Modelling the population dynamics of hedgehogs

Project Name

Modelling the population dynamics of hedgehogs on the Outer Hebrides with a view towards eradication




1/07/2007 - 30/08/2009

Project Collaborators



Scottish Natural Heritage

Project Description


An individual-based simulation model of hedgehog populations was developed to investigate the predicted effect of methods to eradicate or control this invasive mammal species. The spatially-explicit approach adopted was able to recapitulate the known spread of hedgehogs through the three main Outer Hebridean Islands and was considered suitable for the simulation of control efforts.

A sensitivity analysis of the model revealed that the parameters of breeding success of multiparous females, mortality of juvenile females in the non-breeding season, and mortality of adult females in the breeding season were the most important drivers of the simulated population. A greater focus on these parameters in future research efforts will improve the confidence in the predictions of this model.
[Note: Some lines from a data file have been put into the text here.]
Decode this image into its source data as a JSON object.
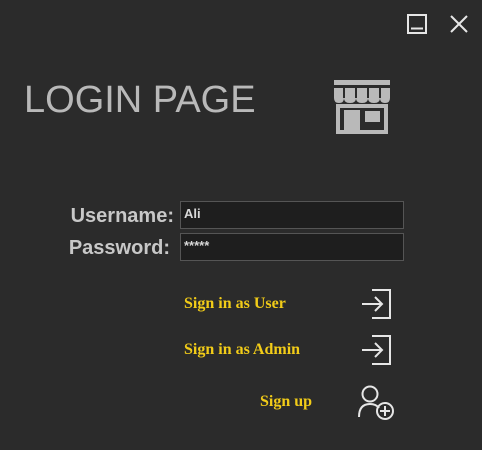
{
  "window": {
    "minimize_icon": "minimize-icon",
    "close_icon": "close-icon"
  },
  "header": {
    "title": "LOGIN PAGE",
    "icon": "store-icon"
  },
  "form": {
    "username_label": "Username:",
    "username_value": "Ali",
    "password_label": "Password:",
    "password_value": "*****"
  },
  "actions": {
    "sign_in_user": "Sign in as User",
    "sign_in_admin": "Sign in as Admin",
    "sign_up": "Sign up",
    "sign_in_icon": "sign-in-icon",
    "add_user_icon": "add-user-icon"
  },
  "colors": {
    "background": "#2b2b2b",
    "title": "#b9b9b9",
    "label": "#c8c8c8",
    "accent": "#f2cc18"
  }
}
The simulation of control efforts indicated that eradication of hedgehogs in the Hebrides is unrealistic in the short term (10 years) with current trapping levels; however, current effort should be capable of reducing the population, and has probably reduced the range expansion of the population. Current efforts are predicted to be able to reduce or eradicate hedgehogs where they are performed, and thus would protect areas of particular concern with respect to ground-nesting birds. The model also predicts that this level of control requires yearly effort ad inifinitum, since the hedgehog population in untrapped areas continues to increase. More effective control could be realistically achieved by a mobile control method (such as lamping), and one which concentrates on the removal of individuals from all habitats.
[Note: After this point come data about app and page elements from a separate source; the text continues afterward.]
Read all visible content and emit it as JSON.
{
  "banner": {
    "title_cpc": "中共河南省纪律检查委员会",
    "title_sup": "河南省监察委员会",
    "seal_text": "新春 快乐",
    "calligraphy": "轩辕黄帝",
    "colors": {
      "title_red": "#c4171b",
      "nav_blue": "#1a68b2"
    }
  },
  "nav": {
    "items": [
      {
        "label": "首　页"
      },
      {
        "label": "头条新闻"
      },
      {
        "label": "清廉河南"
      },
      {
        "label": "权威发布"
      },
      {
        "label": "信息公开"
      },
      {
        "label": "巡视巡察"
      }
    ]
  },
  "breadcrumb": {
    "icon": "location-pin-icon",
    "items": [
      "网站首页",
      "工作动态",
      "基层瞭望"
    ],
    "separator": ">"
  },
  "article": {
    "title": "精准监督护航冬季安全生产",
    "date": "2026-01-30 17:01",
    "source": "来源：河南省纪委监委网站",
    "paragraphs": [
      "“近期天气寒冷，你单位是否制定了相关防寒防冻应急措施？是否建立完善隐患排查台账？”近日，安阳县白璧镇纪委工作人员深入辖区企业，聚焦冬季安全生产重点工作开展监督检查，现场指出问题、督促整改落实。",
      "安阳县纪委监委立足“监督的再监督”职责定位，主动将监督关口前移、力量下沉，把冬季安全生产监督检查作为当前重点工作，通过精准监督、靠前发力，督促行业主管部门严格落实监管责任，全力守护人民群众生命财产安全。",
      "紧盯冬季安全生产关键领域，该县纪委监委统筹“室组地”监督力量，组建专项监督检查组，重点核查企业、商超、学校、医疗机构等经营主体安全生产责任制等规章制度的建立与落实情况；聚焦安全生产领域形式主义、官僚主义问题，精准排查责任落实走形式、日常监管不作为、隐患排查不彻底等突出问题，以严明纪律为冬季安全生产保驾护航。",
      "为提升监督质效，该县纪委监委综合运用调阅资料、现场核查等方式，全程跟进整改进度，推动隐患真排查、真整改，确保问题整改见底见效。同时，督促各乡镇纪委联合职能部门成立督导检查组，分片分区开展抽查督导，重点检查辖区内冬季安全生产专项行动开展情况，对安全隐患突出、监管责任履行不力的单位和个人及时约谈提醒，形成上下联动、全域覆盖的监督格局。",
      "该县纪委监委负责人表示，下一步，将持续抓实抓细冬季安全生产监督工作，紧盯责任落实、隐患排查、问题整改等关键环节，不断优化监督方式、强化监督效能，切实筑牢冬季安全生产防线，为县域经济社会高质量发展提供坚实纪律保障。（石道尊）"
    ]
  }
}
The current model reduces control to three driving variables (intensity, mobility and efficiency), and this approach lends itself to the investigation of the efficacy of any control methods which can be described in these terms. The model can be used to explore the effort and cost required to achieve complete eradication of hedgehogs on North Uist, and plan a strategy for the systematic control of hedgehogs on Benbecula and South Uist. However, such methods prove complex, since they also depend on social, temporal, and spatial factors, such as access at different times of year and the consent of the local community.
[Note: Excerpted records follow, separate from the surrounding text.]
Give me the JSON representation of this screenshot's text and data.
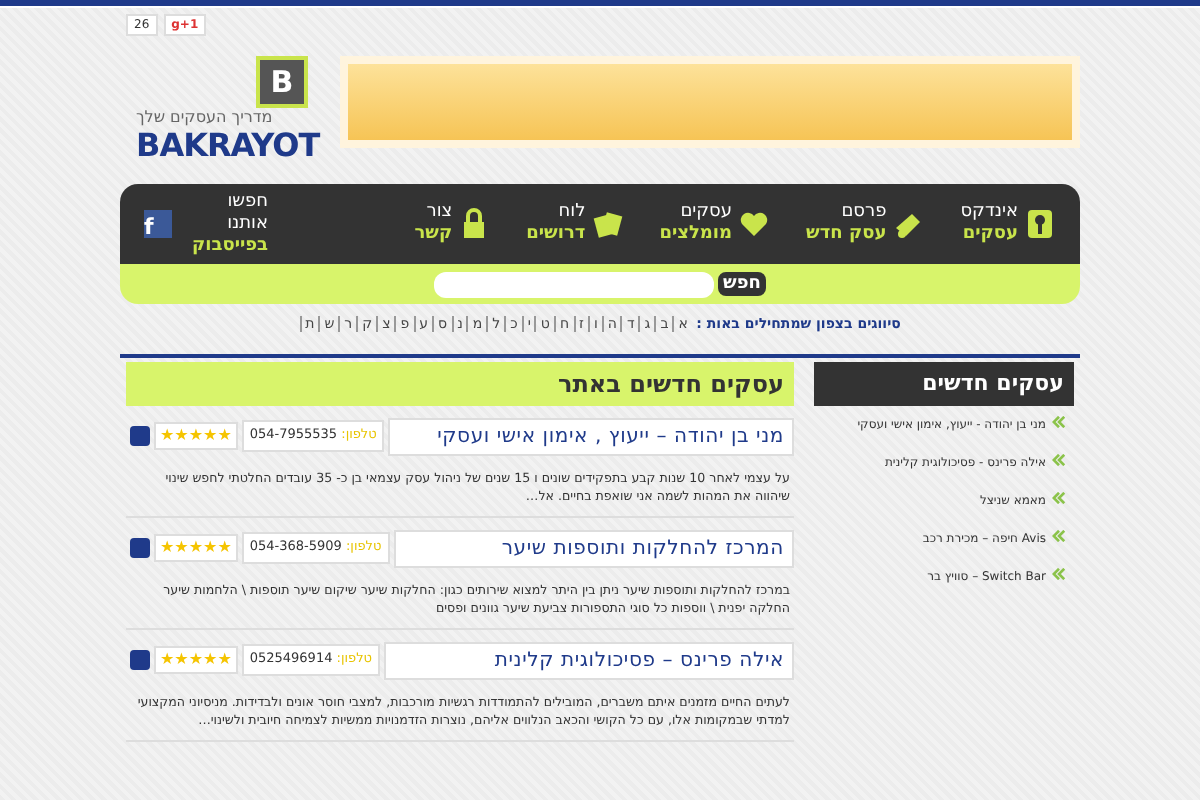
{
  "share": {
    "count": "26",
    "plus_one": "g+1"
  },
  "logo": {
    "tagline": "מדריך העסקים שלך",
    "name": "BAKRAYOT",
    "badge": "B"
  },
  "nav": [
    {
      "line1": "אינדקס",
      "line2": "עסקים"
    },
    {
      "line1": "פרסם",
      "line2": "עסק חדש"
    },
    {
      "line1": "עסקים",
      "line2": "מומלצים"
    },
    {
      "line1": "לוח",
      "line2": "דרושים"
    },
    {
      "line1": "צור",
      "line2": "קשר"
    }
  ],
  "facebook": {
    "line1": "חפשו",
    "line2": "אותנו",
    "line3": "בפייסבוק",
    "badge": "f"
  },
  "search": {
    "button": "חפש"
  },
  "letters": {
    "label": "סיווגים בצפון שמתחילים באות :",
    "items": [
      "א",
      "ב",
      "ג",
      "ד",
      "ה",
      "ו",
      "ז",
      "ח",
      "ט",
      "י",
      "כ",
      "ל",
      "מ",
      "נ",
      "ס",
      "ע",
      "פ",
      "צ",
      "ק",
      "ר",
      "ש",
      "ת"
    ]
  },
  "main": {
    "heading": "עסקים חדשים באתר",
    "items": [
      {
        "title": "מני בן יהודה – ייעוץ , אימון אישי ועסקי",
        "phone_label": "טלפון:",
        "phone": "054-7955535",
        "stars": 5,
        "text": "על עצמי לאחר 10 שנות קבע בתפקידים שונים ו 15 שנים של ניהול עסק עצמאי בן כ- 35 עובדים החלטתי לחפש שינוי שיהווה את המהות לשמה אני שואפת בחיים. אל…"
      },
      {
        "title": "המרכז להחלקות ותוספות שיער",
        "phone_label": "טלפון:",
        "phone": "054-368-5909",
        "stars": 5,
        "text": "במרכז להחלקות ותוספות שיער ניתן בין היתר למצוא שירותים כגון: החלקות שיער שיקום שיער תוספות \\ הלחמות שיער החלקה יפנית \\ ווספות כל סוגי התספורות צביעת שיער גוונים ופסים"
      },
      {
        "title": "אילה פרינס – פסיכולוגית קלינית",
        "phone_label": "טלפון:",
        "phone": "0525496914",
        "stars": 5,
        "text": "לעתים החיים מזמנים איתם משברים, המובילים להתמודדות רגשיות מורכבות, למצבי חוסר אונים ולבדידות. מניסיוני המקצועי למדתי שבמקומות אלו, עם כל הקושי והכאב הנלווים אליהם, נוצרות הזדמנויות ממשיות לצמיחה חיובית ולשינוי…"
      }
    ]
  },
  "sidebar": {
    "heading": "עסקים חדשים",
    "items": [
      "מני בן יהודה - ייעוץ, אימון אישי ועסקי",
      "אילה פרינס - פסיכולוגית קלינית",
      "מאמא שניצל",
      "Avis חיפה – מכירת רכב",
      "Switch Bar – סוויץ בר"
    ]
  }
}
A Decision Support Tool was developed as an extension to the original project. This tool summarised the outputs of the model using Generalised Linear Modelling, and permitted managers to plan eradication zones and trapper effort to optimise eradication efforts.